When I was travelling, my weight dropped to about a stone lighter than for most of my young adult life – giving me a BMI of 18 (in other words, quite underweight) – and about 2.5 stone lighter than my current (healthy) weight.
For all these reasons, homeless people have high rates of respiratory, skin and wound infections.
Incredible to think, looking back on the elbow episode, that I’m now running homeless clinics myself, treating wounds, infections and other health problems; that I’m prescribing antibiotics, dressings and nutritional supplements. Who’d have thought it when I attended that plasma clinic in ’87? Certainly not me.
Homeless people tend to have great difficulty accessing healthcare – even in the UK, where they don’t have to have an address to be registered with a GP – although not all surgery staff realise this, unfortunately. Systems are difficult to navigate; making doctors’ appointments is difficult even for people with the most organised lives; and healthcare often isn’t top of the agenda for people in chaotic, vulnerable circumstances.
Despite the eternal, infernal funding challenges in the voluntary sector, I find it incredibly satisfying, working for a charity outside the NHS, to be able to offer informal, friendly, drop-in clinics, making healthcare accessible at venues where homeless people congregate; not being restricted to 10-minute consultations.
Talking of nutrition, I learned to raid the skips just after McDonald’s had closed at night, for free, freshly discarded burgers while they were still warm! That was such a treat.
“Dumpster diving” as it’s known in the US, or “skipping” in the UK, has hit the media in recent years as high-profile cases have heightened public pressure to reduce food waste by supermarkets and to legalise the practice of taking discarded food from skips – to criminalise supermarkets, not the poor and homeless, for this mad situation. It’s been encouraging to see more scope being given for charities to at least accept food that’s going out-of-date.
The other draw to the cities on my travels was the free meals in soup kitchens and hostels, which tended to be pretty grim, to be honest.
In one hostel, lying on a mattress on the floor of a grimy, bare room shared with a male stranger who had wanted to have sex with me, I clung on to my rucksack in my half-sleep, not trusting anyone.
But in every soup kitchen and hostel, the soup and sandwiches were a welcome relief to an empty stomach. Most were run by Christian missions and I’m forever grateful to all of them.
Some of these mission halls insisted on visitors listening through a gospel talk before being given food. Not too sure of the ethics of that now. And I’m not sure how receptive those raucous crowds with ravenous stomachs could have been to the messages being preached.
However, little bits of what I heard made me think, and I ended up debating and arguing one-to-one with some of the preachers. By this time, I had an interest in Buddhism and didn’t much like these Christians’ dualistic ideas of heaven and hell, God and Satan, good and evil, but something was beginning to chip away at me.
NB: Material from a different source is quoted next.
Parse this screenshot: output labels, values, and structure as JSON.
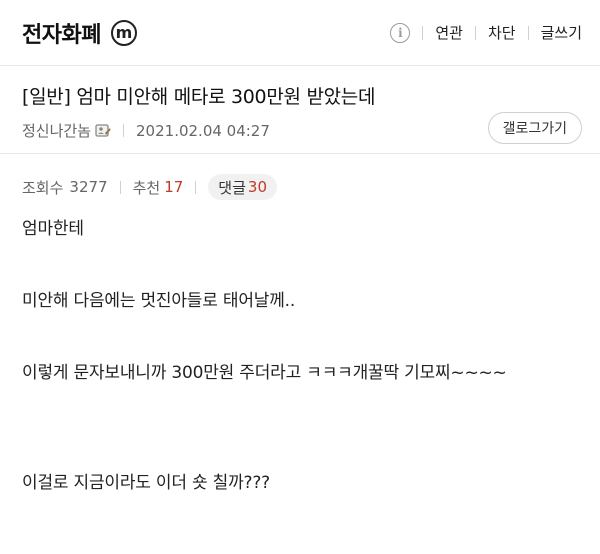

But I had no doubt that, if there were a God, then I was a sinner and needed saving. My understanding of sin, if there were such a thing, was simplistic. My stealing, lying and deceitfulness, my general sense of being a bad person, constituted my sinfulness – if God was real. It was self-evident that my lifestyle constituted one of sin before the Christian god.
If I could be convinced of the existence of God, I’d need no convincing of my sin. But if I continued in my atheism, I could continue in the dubious freedom of my amorality….
Coming Home for Good is available here, in print and on Kindle.
Comments and reviews always welcome!
Thanks for reading,